Calcium - Hypocalcaemia
The classification of causes of hypocalcaemia:
hypoparathyroidism surgical (post-op) is the commonest cause, can also be auto-immune
vitamin D deficiency/resistance
renal failure, and renal losses (loopm diuretics)
drug related-cytotoxics, PPIs
metastatic disease e.g. osteoblastic secondaries (breast, prostate)
large voume blood transfusions
Symptoms and Signs
Neurological: Seizures, lethargy, paraesthesia, tetany, respiratory arrest
Cardiovascular: Heart block, heart failure, ECG prolonged QT and rarely Torsades
Dermatological: Dry skin, brittle hair
Other: Cataracts, abdominal pain, diarrhea
Chvostek and Trousseau signs (see below)
Tapping over the facial nerve anterior to the tragus causes contraction of the facial muscles
Inflation of a BP cuff causes carpopedal spasm

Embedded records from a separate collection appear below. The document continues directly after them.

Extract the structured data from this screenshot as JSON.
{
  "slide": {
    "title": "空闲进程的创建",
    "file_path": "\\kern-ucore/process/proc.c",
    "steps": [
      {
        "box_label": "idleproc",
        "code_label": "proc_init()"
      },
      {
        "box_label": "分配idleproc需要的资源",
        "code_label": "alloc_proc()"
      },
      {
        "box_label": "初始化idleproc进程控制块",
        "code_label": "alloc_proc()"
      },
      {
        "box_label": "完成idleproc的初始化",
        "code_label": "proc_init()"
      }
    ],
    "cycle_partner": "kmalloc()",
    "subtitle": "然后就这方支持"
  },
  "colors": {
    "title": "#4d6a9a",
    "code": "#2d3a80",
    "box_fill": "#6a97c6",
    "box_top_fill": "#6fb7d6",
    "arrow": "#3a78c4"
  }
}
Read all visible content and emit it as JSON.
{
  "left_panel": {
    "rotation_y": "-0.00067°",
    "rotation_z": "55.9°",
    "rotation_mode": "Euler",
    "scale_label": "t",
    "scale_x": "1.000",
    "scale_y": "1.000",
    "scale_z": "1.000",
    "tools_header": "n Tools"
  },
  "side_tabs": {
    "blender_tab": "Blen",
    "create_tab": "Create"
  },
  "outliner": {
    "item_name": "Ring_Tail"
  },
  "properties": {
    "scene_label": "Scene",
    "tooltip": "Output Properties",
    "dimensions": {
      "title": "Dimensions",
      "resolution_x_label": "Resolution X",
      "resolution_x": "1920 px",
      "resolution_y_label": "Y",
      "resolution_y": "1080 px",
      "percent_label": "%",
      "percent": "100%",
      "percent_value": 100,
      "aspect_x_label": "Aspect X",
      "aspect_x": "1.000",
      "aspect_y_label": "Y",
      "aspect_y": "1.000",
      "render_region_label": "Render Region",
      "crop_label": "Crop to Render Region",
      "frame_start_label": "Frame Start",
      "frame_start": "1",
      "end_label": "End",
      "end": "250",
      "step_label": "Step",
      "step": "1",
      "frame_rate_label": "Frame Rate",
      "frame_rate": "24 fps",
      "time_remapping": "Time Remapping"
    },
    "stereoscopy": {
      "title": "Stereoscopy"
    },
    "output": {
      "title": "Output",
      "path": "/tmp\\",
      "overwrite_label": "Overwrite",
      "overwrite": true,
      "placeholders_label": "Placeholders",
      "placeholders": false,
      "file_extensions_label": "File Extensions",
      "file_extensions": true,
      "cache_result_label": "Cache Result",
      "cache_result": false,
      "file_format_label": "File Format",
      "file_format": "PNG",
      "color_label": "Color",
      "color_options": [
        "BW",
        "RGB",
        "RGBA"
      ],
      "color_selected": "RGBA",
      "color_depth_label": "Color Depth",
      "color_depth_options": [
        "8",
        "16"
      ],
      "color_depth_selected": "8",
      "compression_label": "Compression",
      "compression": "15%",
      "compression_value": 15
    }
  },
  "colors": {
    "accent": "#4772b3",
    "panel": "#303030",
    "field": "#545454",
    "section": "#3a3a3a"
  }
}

Mild – moderate (asymptomatic >1.9 mmol/L corrected):
Oral Calcium supplements
Find and treat the cause (in hospital setting is often post surgical)

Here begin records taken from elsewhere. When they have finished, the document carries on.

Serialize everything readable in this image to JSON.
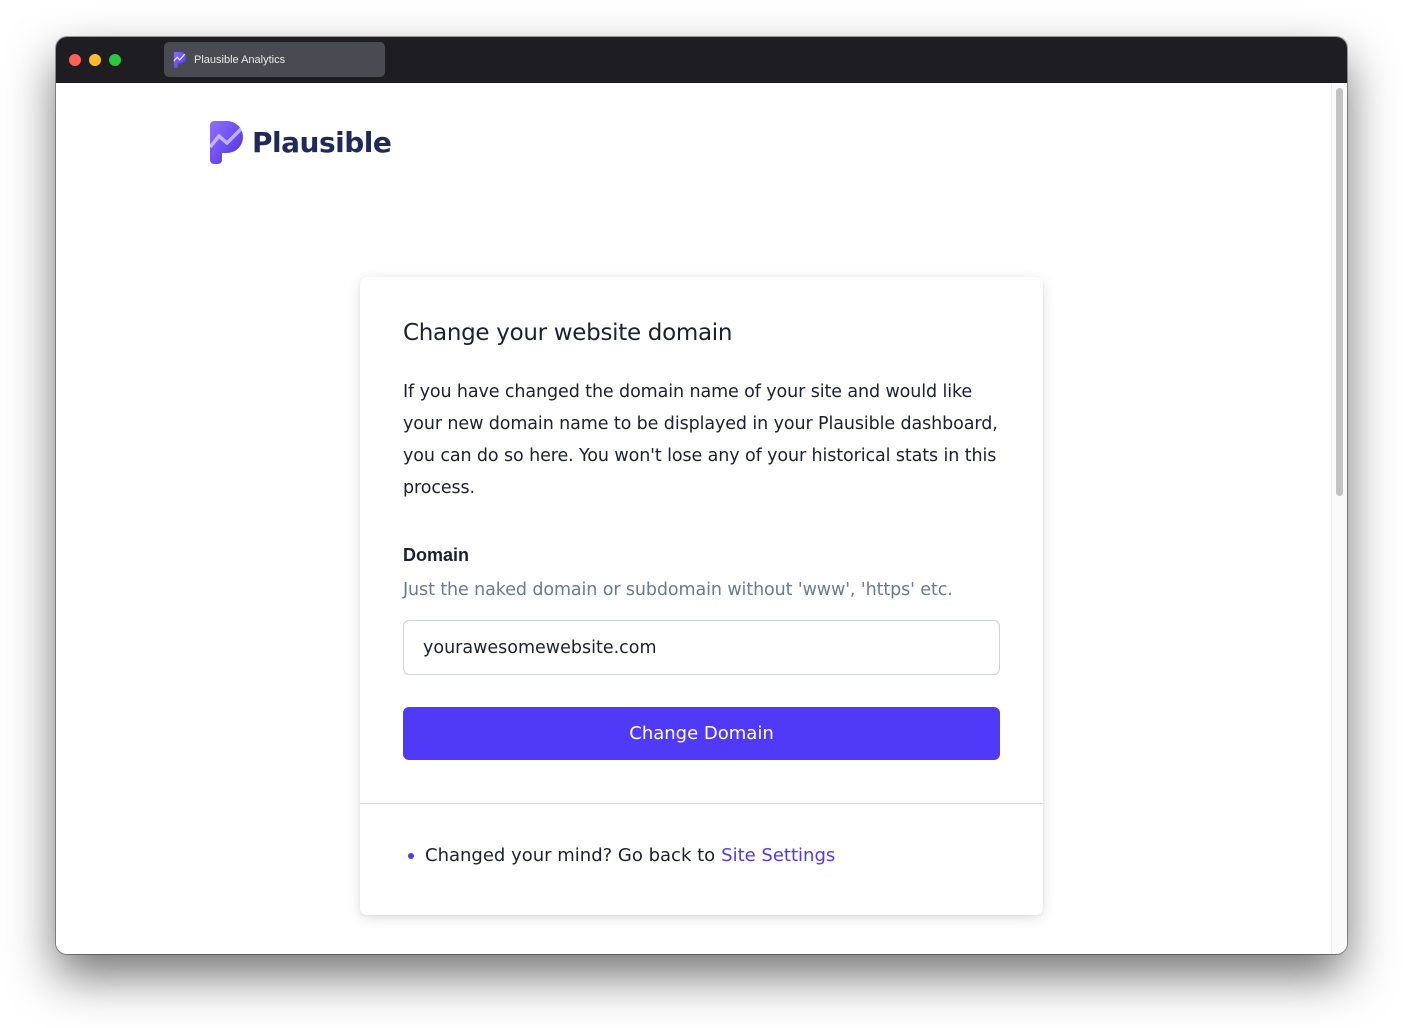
{
  "browser": {
    "tab_title": "Plausible Analytics",
    "tab_icon": "plausible-logo-icon"
  },
  "header": {
    "logo_text": "Plausible"
  },
  "card": {
    "heading": "Change your website domain",
    "description": "If you have changed the domain name of your site and would like your new domain name to be displayed in your Plausible dashboard, you can do so here. You won't lose any of your historical stats in this process.",
    "domain_label": "Domain",
    "domain_help": "Just the naked domain or subdomain without 'www', 'https' etc.",
    "domain_value": "yourawesomewebsite.com",
    "submit_label": "Change Domain",
    "footer_text": "Changed your mind? Go back to",
    "footer_link_label": "Site Settings"
  },
  "colors": {
    "accent": "#5039f7",
    "brand_dark": "#1f2a5a",
    "text": "#1c2030",
    "muted": "#6b7a90"
  }
}
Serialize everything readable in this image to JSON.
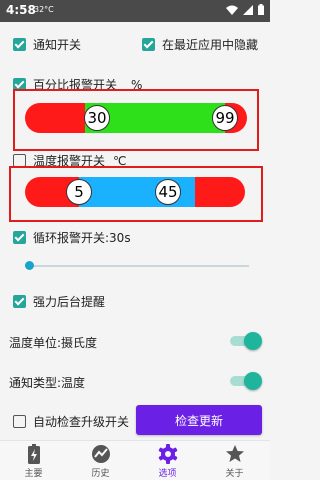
{
  "status_bar": {
    "time": "4:58",
    "temperature": "32°C"
  },
  "settings": {
    "notify_switch": {
      "label": "通知开关",
      "checked": true
    },
    "hide_recent": {
      "label": "在最近应用中隐藏",
      "checked": true
    },
    "percent_alarm": {
      "label": "百分比报警开关",
      "unit": "%",
      "checked": true,
      "low": "30",
      "high": "99",
      "colors": {
        "low": "#ff1a1a",
        "mid": "#2ee01a",
        "high": "#ff1a1a"
      }
    },
    "temp_alarm": {
      "label": "温度报警开关",
      "unit": "℃",
      "checked": false,
      "low": "5",
      "high": "45",
      "colors": {
        "low": "#ff1a1a",
        "mid": "#1ab2ff",
        "high": "#ff1a1a"
      }
    },
    "loop_alarm": {
      "label": "循环报警开关:30s",
      "checked": true,
      "slider_fraction": 0.02
    },
    "strong_reminder": {
      "label": "强力后台提醒",
      "checked": true
    },
    "temp_unit": {
      "label": "温度单位:摄氏度",
      "on": true
    },
    "notify_type": {
      "label": "通知类型:温度",
      "on": true
    },
    "auto_update": {
      "label": "自动检查升级开关",
      "checked": false
    },
    "check_update_button": "检查更新"
  },
  "accent_color": "#6b20e6",
  "highlight_box_color": "#e11c1c",
  "nav": [
    {
      "label": "主要",
      "icon": "battery-icon",
      "active": false
    },
    {
      "label": "历史",
      "icon": "chart-icon",
      "active": false
    },
    {
      "label": "选项",
      "icon": "gear-icon",
      "active": true
    },
    {
      "label": "关于",
      "icon": "star-icon",
      "active": false
    }
  ]
}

Severe (Symptomatic or ≤ 1.9 mmol/L corrected)
10mLs 10% Calcium Gluconate in 5% Dextrose over 10mins, can be repeated.
Infusion is 100mLs of 10% calcium gluconate (ten vials) in one litre of Normal Saline or Dextrose 5% infused starting at 50-100mLs/hour, titrate to normocalcaemia.
Sampling for levels should be done at 2-6 hourly depending on degree and symptoms.
Calcium chloride can be used via a central line and will be run at reduced rates as it contains more 3 times more elemantal calcium, avoid use peripherally.
There appears to be no difference in rate of bio-availability. See ALiEM - Mythbuster Calcium Gluconate Raises Serum Calcium as Quickly as Calcium Chloride.
Find and treat the cause.